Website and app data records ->
——
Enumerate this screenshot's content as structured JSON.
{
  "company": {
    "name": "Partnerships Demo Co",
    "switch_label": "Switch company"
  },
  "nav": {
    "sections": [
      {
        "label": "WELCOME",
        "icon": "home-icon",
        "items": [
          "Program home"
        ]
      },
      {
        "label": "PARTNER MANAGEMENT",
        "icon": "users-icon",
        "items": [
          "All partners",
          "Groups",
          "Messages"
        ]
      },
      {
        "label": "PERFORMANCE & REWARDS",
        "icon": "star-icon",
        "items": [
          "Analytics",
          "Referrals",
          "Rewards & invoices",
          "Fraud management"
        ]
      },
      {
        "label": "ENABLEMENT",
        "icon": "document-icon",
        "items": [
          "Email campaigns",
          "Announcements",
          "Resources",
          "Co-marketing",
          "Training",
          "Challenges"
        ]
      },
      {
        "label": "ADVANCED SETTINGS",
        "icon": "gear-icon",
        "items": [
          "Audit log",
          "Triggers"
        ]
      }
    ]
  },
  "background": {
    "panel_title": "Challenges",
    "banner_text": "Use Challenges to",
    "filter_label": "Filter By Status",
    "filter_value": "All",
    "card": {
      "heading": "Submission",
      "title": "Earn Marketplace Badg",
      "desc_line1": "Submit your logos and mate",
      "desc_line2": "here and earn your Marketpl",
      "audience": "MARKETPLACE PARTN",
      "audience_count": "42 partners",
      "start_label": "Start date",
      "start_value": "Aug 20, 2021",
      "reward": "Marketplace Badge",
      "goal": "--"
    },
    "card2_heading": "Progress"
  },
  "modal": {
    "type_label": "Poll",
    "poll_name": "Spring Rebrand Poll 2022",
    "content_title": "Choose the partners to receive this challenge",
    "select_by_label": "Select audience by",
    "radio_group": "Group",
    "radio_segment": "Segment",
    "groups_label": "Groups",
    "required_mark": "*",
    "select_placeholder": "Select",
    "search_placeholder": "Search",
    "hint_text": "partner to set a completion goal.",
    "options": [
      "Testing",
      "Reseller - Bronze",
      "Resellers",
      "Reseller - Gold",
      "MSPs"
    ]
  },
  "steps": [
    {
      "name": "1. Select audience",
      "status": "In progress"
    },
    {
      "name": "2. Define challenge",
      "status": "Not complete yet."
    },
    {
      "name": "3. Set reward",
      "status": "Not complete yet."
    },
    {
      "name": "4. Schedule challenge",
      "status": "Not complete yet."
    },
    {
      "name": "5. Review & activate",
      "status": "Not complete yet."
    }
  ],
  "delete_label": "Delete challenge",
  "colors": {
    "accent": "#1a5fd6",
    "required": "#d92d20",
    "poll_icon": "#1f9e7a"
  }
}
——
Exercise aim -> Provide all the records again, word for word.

Answer to this exercise ->
Enumerate this screenshot's content as structured JSON.
{
  "company": {
    "name": "Partnerships Demo Co",
    "switch_label": "Switch company"
  },
  "nav": {
    "sections": [
      {
        "label": "WELCOME",
        "icon": "home-icon",
        "items": [
          "Program home"
        ]
      },
      {
        "label": "PARTNER MANAGEMENT",
        "icon": "users-icon",
        "items": [
          "All partners",
          "Groups",
          "Messages"
        ]
      },
      {
        "label": "PERFORMANCE & REWARDS",
        "icon": "star-icon",
        "items": [
          "Analytics",
          "Referrals",
          "Rewards & invoices",
          "Fraud management"
        ]
      },
      {
        "label": "ENABLEMENT",
        "icon": "document-icon",
        "items": [
          "Email campaigns",
          "Announcements",
          "Resources",
          "Co-marketing",
          "Training",
          "Challenges"
        ]
      },
      {
        "label": "ADVANCED SETTINGS",
        "icon": "gear-icon",
        "items": [
          "Audit log",
          "Triggers"
        ]
      }
    ]
  },
  "background": {
    "panel_title": "Challenges",
    "banner_text": "Use Challenges to",
    "filter_label": "Filter By Status",
    "filter_value": "All",
    "card": {
      "heading": "Submission",
      "title": "Earn Marketplace Badg",
      "desc_line1": "Submit your logos and mate",
      "desc_line2": "here and earn your Marketpl",
      "audience": "MARKETPLACE PARTN",
      "audience_count": "42 partners",
      "start_label": "Start date",
      "start_value": "Aug 20, 2021",
      "reward": "Marketplace Badge",
      "goal": "--"
    },
    "card2_heading": "Progress"
  },
  "modal": {
    "type_label": "Poll",
    "poll_name": "Spring Rebrand Poll 2022",
    "content_title": "Choose the partners to receive this challenge",
    "select_by_label": "Select audience by",
    "radio_group": "Group",
    "radio_segment": "Segment",
    "groups_label": "Groups",
    "required_mark": "*",
    "select_placeholder": "Select",
    "search_placeholder": "Search",
    "hint_text": "partner to set a completion goal.",
    "options": [
      "Testing",
      "Reseller - Bronze",
      "Resellers",
      "Reseller - Gold",
      "MSPs"
    ]
  },
  "steps": [
    {
      "name": "1. Select audience",
      "status": "In progress"
    },
    {
      "name": "2. Define challenge",
      "status": "Not complete yet."
    },
    {
      "name": "3. Set reward",
      "status": "Not complete yet."
    },
    {
      "name": "4. Schedule challenge",
      "status": "Not complete yet."
    },
    {
      "name": "5. Review & activate",
      "status": "Not complete yet."
    }
  ],
  "delete_label": "Delete challenge",
  "colors": {
    "accent": "#1a5fd6",
    "required": "#d92d20",
    "poll_icon": "#1f9e7a"
  }
}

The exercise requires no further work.